Misfortune seems to have followed the Lincolns from the Sinking Spring Farm, however, for on December 27, 1815, they were served with an eviction notice from the Knob Creek Farm. Thomas Lincoln and his neighbors countered with their own legal action. Now Thomas Lincoln was involved in two lawsuits: the Sinking Spring Farm he had bought and the Knob Creek Farm he was currently leasing! On September 12, 1816, the Hardin Circuit Court ruled against Thomas Lincoln, and he lost his claim to the Sinking Spring Farm. When he was served with an eviction notice to leave the Knob Creek Farm, Thomas decided to move his family to Indiana.
Thomas Lincoln moved his family to Perry (now Spencer) County, Indiana in December 1816. Thomas Lincoln's brother, Josiah, had already moved to Harrison County, Indiana. Thomas Lincoln and his family were living in Indiana when the suit against the Knob Creek families was settled in their favor. Eventually the $200 dollars Thomas and Nancy paid for the Sinking Spring Farm was returned.
Knob Creek Farm becomes a unit of the National Park Service
In 1928 the Howard family purchased the Kentucky boyhood home of Abraham Lincoln and dedicated themselves to preserving the memory of Lincoln's time spent on this farm. Possession and management of this property remained in the family until November 2001, when the Howard family sold the site to the Preservation of Lincoln's Kentucky Heritage, who donated it to the National Park Service, to be administrated by the Abraham Lincoln Birthplace National Historic Site. Today, visitors can walk the same fields the Lincolns plowed, view a historic garden and follow a hiking trail to an overlook of the Knob Creek valley.
Did You Know?

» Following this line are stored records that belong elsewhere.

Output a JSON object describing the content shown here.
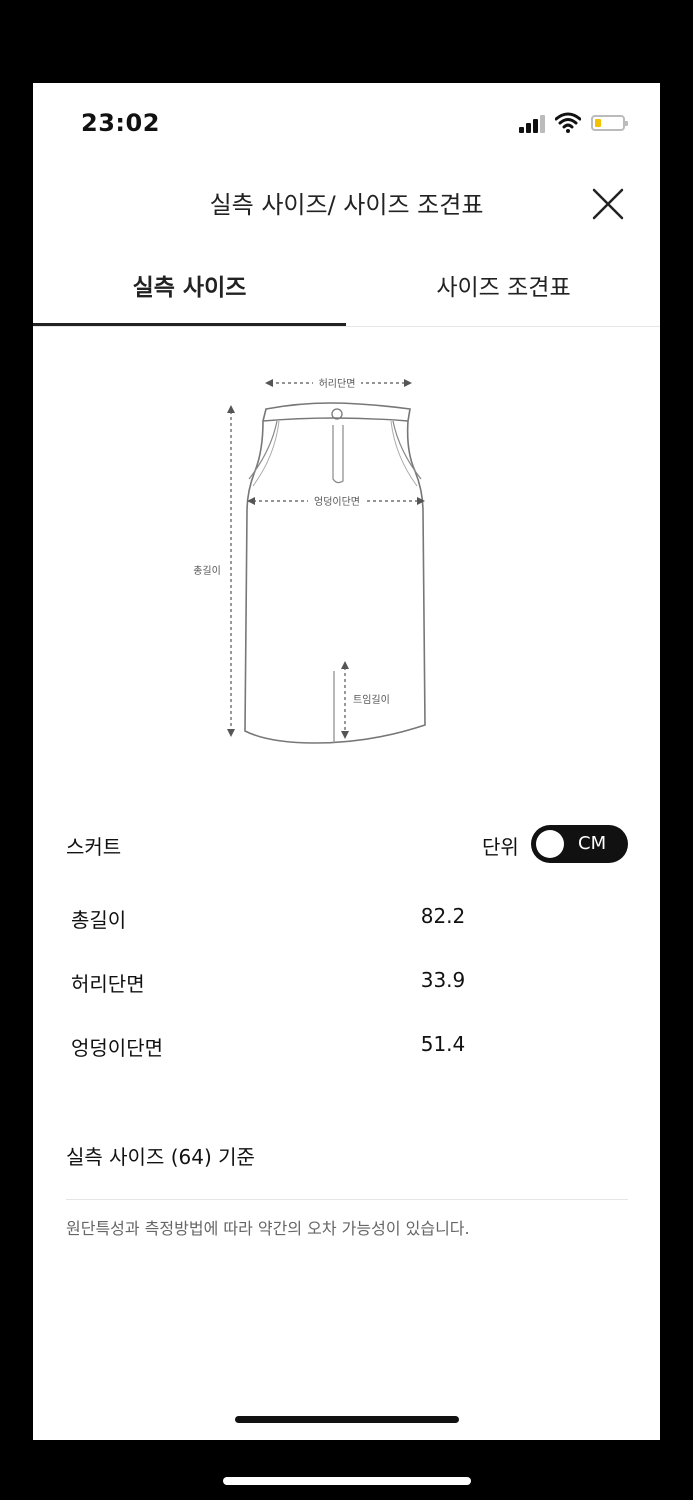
{
  "status_bar": {
    "time": "23:02"
  },
  "header": {
    "title": "실측 사이즈/ 사이즈 조견표"
  },
  "tabs": [
    {
      "label": "실측 사이즈"
    },
    {
      "label": "사이즈 조견표"
    }
  ],
  "diagram": {
    "labels": {
      "waist": "허리단면",
      "hip": "엉덩이단면",
      "total_length": "총길이",
      "slit_length": "트임길이"
    }
  },
  "product": {
    "title": "스커트",
    "unit_label": "단위",
    "unit_value": "CM"
  },
  "measurements": [
    {
      "label": "총길이",
      "value": "82.2"
    },
    {
      "label": "허리단면",
      "value": "33.9"
    },
    {
      "label": "엉덩이단면",
      "value": "51.4"
    }
  ],
  "basis": "실측 사이즈 (64) 기준",
  "note": "원단특성과 측정방법에 따라 약간의 오차 가능성이 있습니다.",
  "colors": {
    "accent": "#111111",
    "battery": "#f2c200"
  }
}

A large white oak tree at the Sinking Spring Farm first served as a specified boundary marker in an 1805 survey of the farm. The oak became known as the Boundary Oak and was thought to be 28 years old at the time of Lincoln's birth. The tree eventually died in 1976 and was later found to be 195 years old.